Updated: December 4, 2023
Governor David Ige today announced that taxpayers will start receiving their state tax refunds next week. Currently, about 600,000 Hawaiʻi taxpayers are scheduled to receive approximately $294 million in tax refunds.
Taxpayers who filed individual income tax returns for 2021 and have been residents of Hawaiʻi for at least nine months are eligible for the refund.
- Taxpayers who earn less than $100,000/year, or couples earning less than $200,000/year will receive $300 each (including dependents, so a family of four would receive $1,200).
- Taxpayers who earn $100,000 or more, or couples earning $200,000 or more will receive $100 each (including dependents).
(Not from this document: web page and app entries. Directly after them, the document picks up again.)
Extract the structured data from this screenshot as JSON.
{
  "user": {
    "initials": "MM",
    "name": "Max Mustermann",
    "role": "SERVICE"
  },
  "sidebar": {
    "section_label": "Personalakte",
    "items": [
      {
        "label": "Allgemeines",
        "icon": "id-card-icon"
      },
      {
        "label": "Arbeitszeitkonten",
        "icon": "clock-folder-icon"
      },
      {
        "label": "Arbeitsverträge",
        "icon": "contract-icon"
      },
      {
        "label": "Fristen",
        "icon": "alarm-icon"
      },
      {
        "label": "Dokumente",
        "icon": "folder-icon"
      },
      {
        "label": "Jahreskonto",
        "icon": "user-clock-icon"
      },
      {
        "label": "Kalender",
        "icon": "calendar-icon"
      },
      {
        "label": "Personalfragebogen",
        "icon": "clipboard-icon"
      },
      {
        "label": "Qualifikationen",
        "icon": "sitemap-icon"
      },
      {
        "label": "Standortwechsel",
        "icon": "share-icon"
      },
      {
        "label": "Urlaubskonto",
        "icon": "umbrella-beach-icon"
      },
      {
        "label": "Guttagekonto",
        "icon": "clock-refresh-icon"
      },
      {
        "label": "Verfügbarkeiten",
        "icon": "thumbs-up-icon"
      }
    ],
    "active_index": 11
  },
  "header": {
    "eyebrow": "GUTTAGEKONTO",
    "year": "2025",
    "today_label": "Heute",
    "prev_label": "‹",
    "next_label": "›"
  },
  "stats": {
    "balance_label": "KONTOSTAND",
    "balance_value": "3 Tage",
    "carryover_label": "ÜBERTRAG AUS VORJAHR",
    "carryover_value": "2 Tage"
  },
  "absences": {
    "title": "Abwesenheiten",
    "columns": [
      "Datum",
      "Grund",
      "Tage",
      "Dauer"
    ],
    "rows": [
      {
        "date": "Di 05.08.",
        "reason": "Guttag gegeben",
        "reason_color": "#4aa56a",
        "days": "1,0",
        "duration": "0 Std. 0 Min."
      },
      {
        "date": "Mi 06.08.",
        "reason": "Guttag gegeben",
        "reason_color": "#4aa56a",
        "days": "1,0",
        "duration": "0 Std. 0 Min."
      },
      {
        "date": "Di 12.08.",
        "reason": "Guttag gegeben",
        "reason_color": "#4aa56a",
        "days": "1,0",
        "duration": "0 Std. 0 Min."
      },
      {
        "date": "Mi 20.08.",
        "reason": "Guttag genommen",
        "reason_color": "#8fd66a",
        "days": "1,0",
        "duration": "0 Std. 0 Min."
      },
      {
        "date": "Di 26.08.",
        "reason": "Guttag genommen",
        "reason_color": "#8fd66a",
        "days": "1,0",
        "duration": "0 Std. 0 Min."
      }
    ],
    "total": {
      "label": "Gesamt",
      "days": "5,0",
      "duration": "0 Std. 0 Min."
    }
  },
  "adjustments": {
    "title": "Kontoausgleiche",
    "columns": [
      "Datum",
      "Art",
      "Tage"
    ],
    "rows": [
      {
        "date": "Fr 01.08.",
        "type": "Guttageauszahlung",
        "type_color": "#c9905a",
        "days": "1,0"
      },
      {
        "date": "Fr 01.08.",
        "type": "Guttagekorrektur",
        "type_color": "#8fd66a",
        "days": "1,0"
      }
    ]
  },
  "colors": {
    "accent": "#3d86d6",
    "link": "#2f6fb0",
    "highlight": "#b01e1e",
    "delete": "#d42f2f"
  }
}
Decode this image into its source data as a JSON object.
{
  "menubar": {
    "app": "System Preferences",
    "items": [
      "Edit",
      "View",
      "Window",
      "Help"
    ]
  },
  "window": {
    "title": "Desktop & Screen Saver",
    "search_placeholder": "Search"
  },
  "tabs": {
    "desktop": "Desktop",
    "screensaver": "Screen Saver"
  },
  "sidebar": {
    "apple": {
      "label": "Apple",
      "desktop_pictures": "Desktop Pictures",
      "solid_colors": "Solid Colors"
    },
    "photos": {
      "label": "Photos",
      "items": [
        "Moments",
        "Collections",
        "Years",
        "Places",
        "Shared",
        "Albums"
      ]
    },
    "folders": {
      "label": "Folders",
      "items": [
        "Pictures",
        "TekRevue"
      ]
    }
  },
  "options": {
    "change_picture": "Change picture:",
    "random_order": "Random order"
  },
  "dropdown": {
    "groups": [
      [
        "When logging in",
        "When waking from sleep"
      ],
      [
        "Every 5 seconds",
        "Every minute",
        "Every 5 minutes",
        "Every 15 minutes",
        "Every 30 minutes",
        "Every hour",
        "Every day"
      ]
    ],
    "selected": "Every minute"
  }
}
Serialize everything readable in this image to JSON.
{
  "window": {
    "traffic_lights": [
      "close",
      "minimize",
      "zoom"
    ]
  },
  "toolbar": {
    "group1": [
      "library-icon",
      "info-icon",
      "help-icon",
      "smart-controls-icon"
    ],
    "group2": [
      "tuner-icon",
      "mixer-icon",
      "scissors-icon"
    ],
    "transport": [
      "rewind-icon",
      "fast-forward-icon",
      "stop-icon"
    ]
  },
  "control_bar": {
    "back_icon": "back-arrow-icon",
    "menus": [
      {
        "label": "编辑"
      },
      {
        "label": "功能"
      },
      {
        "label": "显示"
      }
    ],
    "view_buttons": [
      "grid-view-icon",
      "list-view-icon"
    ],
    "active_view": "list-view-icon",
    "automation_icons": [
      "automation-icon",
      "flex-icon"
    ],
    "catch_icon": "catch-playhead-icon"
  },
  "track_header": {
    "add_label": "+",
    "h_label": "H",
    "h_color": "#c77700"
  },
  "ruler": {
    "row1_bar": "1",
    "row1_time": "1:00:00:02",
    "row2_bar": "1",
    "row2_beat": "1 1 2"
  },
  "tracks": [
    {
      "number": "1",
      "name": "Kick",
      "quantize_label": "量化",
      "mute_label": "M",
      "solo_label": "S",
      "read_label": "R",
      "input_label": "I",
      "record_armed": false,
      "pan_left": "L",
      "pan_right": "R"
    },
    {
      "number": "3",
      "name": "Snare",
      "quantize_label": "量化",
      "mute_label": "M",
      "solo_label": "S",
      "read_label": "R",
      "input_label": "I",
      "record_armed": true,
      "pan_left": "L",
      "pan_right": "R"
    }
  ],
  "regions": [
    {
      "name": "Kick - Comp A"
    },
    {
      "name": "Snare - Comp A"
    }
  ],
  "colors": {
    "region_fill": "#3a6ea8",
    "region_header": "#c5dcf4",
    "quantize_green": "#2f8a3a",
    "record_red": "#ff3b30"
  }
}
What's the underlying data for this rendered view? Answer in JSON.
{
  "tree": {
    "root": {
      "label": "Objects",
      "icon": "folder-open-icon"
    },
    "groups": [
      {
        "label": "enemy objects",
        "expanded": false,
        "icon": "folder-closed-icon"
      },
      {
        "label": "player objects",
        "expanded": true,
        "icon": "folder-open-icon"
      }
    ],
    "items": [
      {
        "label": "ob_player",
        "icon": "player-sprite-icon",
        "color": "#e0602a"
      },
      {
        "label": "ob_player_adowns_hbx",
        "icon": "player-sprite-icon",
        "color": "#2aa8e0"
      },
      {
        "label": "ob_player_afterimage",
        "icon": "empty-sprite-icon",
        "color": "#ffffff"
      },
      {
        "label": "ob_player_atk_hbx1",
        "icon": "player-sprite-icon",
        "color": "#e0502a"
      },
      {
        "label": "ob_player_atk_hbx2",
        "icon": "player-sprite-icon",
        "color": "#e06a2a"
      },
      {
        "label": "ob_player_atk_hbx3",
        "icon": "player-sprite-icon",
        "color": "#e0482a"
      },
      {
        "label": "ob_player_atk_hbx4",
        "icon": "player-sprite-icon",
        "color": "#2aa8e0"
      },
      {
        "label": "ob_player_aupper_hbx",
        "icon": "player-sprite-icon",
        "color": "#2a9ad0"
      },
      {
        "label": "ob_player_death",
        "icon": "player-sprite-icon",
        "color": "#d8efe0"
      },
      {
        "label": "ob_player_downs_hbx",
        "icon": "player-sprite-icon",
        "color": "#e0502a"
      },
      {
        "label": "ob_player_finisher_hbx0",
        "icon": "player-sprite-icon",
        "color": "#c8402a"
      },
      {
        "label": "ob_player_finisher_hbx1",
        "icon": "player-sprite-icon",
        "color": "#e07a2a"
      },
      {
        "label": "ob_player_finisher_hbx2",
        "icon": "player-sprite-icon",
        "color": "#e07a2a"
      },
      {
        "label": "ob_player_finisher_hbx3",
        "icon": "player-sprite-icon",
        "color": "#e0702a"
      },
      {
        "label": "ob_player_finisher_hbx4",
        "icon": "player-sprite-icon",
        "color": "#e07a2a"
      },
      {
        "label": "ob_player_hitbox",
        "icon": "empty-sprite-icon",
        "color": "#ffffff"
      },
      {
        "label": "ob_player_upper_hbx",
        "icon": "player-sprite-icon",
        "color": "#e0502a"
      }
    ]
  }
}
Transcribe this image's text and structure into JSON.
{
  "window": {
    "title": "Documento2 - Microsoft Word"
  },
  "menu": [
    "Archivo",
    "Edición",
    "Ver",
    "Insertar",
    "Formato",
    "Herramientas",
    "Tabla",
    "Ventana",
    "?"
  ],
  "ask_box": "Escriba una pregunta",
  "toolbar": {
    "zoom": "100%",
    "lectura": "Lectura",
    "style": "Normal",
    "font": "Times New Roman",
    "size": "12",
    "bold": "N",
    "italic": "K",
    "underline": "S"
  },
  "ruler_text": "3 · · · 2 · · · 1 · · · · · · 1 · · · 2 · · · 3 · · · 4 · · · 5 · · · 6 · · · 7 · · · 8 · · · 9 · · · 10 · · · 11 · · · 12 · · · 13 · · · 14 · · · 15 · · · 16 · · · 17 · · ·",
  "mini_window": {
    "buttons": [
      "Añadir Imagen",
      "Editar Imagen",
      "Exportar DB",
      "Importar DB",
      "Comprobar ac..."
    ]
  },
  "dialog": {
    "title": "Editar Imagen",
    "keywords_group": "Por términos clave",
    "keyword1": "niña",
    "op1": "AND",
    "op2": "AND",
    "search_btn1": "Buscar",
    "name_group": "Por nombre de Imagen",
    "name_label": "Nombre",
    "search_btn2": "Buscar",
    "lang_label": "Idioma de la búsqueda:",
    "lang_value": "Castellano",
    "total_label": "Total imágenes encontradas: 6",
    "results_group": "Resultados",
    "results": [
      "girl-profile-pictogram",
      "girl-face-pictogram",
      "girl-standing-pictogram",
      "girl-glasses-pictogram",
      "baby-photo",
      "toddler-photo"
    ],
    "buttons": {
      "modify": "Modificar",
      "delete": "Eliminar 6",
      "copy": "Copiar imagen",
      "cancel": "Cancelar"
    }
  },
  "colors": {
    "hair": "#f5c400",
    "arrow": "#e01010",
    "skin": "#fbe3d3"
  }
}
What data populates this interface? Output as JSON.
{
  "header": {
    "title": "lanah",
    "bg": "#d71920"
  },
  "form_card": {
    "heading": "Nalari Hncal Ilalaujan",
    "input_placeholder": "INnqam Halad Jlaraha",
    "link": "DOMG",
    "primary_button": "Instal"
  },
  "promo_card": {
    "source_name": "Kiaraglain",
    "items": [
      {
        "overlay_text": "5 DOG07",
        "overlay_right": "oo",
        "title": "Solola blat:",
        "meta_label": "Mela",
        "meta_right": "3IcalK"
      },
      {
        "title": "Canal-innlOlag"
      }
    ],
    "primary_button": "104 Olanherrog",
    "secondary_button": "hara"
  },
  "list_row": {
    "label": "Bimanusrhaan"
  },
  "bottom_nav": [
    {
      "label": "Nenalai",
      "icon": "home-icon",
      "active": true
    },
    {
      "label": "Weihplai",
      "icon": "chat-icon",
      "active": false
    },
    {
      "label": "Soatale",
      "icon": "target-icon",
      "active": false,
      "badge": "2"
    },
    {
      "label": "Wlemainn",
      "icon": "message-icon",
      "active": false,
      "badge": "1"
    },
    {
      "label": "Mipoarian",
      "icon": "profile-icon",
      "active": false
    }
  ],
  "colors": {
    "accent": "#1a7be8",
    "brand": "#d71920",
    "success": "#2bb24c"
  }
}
“The Constitution requires that if the carryover balance in two consecutive years exceeds 5%, that the state legislature would either have to provide a refund to the taxpayers, or they could make a deposit into the Rainy Day Fund. That’s the options that they would have,” said Gov. Ige.
“Our financial guidelines has us projecting for a carryover balance of 10%–is what we build our financial plan to,” said Gov. Ige during an afternoon press conference. “Obviously the legislature is making appropriations decisions, and whatever the legislature passes is what drives how we would deal with that; but I do anticipate that next year, the legislature would have to either provide another rebate, or make a deposit to the Rainy Day Fund in order to comply with the constitutional requirement.”
“It is my hope that the $300 million in tax refunds being distributed so far, bring some relief to the hardworking people of the State of Hawaiʻi who were hit hard by the pandemic,” said Gov. Ige.
“This particular rebate amount is for the last fiscal year, so it has already been accounted for,” said Isaac Choy, director of the state Department of Taxation.
Governor David Ige said he anticipates the Council on Revenues will be looking at financial forecasts, but he said right now, the state’s financial plan is unchanged, noting that the state “is in sound financial condition.”
In the first round of refund distributions, 100,000 taxpayers will receive their refunds through either direct deposit or by mail on or about Sept. 12. The Department of Taxation says two additional distribution dates are scheduled for Sept. 9 and Sept. 13, which should complete the bulk of direct deposit refunds.
Paper check refunds will be made in batches of 2,000 until additional check stock arrives. Once the check stock is received, paper refunds will increase to 90,000 per week.
Taxpayers receiving refund checks by mail and who filed their tax returns by July 31, should receive their refunds by the end of October. Again, this is dependent on the arrival of check stock. Refunds for taxpayers who filed their returns after July 31, will be issued up to 10 weeks after acceptance the DOTAX.
Taxpayers who requested an electronic direct deposit will receive their refund through the same bank account. Taxpayers who requested a paper check refund or owed additional taxes, will receive their refund by paper check. Taxpayers may not change the method of refund.
In all – there are 303,000 direct deposit refunds and 295,000 paper refunds scheduled to be distributed so far. Eligible taxpayers must file their 2021 tax returns by Dec. 31 of this year to qualify for this tax refund.